We consider the prospects for a neutrino factory measuring mixing angles, the CP violating phase and mass-squared differences by detecting wrong-charge muons arising from the chain $\mu^+\to\nu_e\to\nu_\mu\to\mu^-$ and the right-charge muons coming from the chain $\mu^+\to\bar{\nu}_\mu\to\bar{\nu}_\mu\to\mu^+$ (similar to $\mu^-$ chains), where $\nu_e\to\nu_\mu$ and $\bar{\nu}_\mu\to\bar{\nu}_\mu$ are neutrino oscillation channels through a long baseline. First, we study physics with near detectors and consider the treatment of systematic errors including cross section errors, flux errors, and background uncertainties. We illustrate for which measurements near detectors are required, discuss how many are needed, and what the role of the flux monitoring is. We demonstrate that near detectors are mandatory for the leading atmospheric parameter measurements if the neutrino factory has only one baseline, whereas systematic errors partially cancel if the neutrino factory complex includes the magic baseline.
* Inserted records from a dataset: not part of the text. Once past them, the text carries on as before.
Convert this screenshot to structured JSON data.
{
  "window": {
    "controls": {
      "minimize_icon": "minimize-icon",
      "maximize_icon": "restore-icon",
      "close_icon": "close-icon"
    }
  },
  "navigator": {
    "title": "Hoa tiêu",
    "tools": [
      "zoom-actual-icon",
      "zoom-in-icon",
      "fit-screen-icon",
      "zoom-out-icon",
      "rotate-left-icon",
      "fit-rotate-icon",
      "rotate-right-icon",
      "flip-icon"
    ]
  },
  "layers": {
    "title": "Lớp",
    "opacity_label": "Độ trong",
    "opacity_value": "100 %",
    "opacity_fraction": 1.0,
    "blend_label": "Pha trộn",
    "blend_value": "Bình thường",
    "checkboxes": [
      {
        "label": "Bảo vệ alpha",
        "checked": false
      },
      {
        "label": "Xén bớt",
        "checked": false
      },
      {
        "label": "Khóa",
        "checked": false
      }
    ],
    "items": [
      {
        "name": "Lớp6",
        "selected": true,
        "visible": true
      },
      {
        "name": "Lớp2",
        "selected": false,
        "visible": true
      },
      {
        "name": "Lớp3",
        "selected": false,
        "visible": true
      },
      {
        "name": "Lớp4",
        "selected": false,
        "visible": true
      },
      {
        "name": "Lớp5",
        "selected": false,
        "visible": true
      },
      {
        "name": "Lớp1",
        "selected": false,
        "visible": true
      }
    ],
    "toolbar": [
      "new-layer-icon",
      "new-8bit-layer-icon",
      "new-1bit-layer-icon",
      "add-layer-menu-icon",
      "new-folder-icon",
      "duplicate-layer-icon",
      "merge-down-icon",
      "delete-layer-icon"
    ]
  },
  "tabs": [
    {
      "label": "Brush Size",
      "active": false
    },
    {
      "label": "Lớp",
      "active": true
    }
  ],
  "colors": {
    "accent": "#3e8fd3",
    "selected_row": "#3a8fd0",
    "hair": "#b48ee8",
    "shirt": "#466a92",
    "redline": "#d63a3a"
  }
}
Second, we perform the baseline and energy optimization of the neutrino factory including the latest simulation results from the magnetized iron neutrino detector (MIND). We also consider the impact of $\tau$ decays, generated by appearance channels $\nu_\mu \rightarrow \nu_\tau$ and $\nu_e \rightarrow \nu_\tau$, on the discovery reaches of the mass orderings, the leptonic CP violation, and the non-zero $\theta_{13}$, which we find to be negligible for the considered detector. Third, we make a comparison of a high energy neutrino factory to a low energy neutrino factory and find that they are just two versions of the same experiment optimized for different regions of the parameter space. In addition, we briefly comment on whether it is useful to build the bi-magic baseline at the low energy neutrino factory. Finally, the effects of one additional massive sterile neutrino are discussed in the context of a combined short and long baseline setup. It is found that near detectors can provide the required sensitivity at the LSND-motivated $\Delta m_{41}^2$-range, while some sensitivity can also be obtained in the region of the atmospheric mass splitting introduced by the sterile neutrino from the long baselines.

In this work, we studied in great detail how the unknown parameters of the SUSY seesaw model can be determined from measurements of observables at or below collider energies, namely rare flavor violating decays of leptons, slepton pair production processes at linear colliders and slepton mass differences. This is a challenging task as there is an intricate dependence of the observables on the unknown seesaw, light neutrino and mSUGRA parameters. In order to separate these different influences, we first considered two classes of seesaw models, namely quasi-degenerate and strongly hierarchical right-handed neutrinos. As a generalisation, we presented a method that can be used to reconstruct the high energy seesaw parameters, among them the heavy right-handed neutrino masses, from low energy observables alone.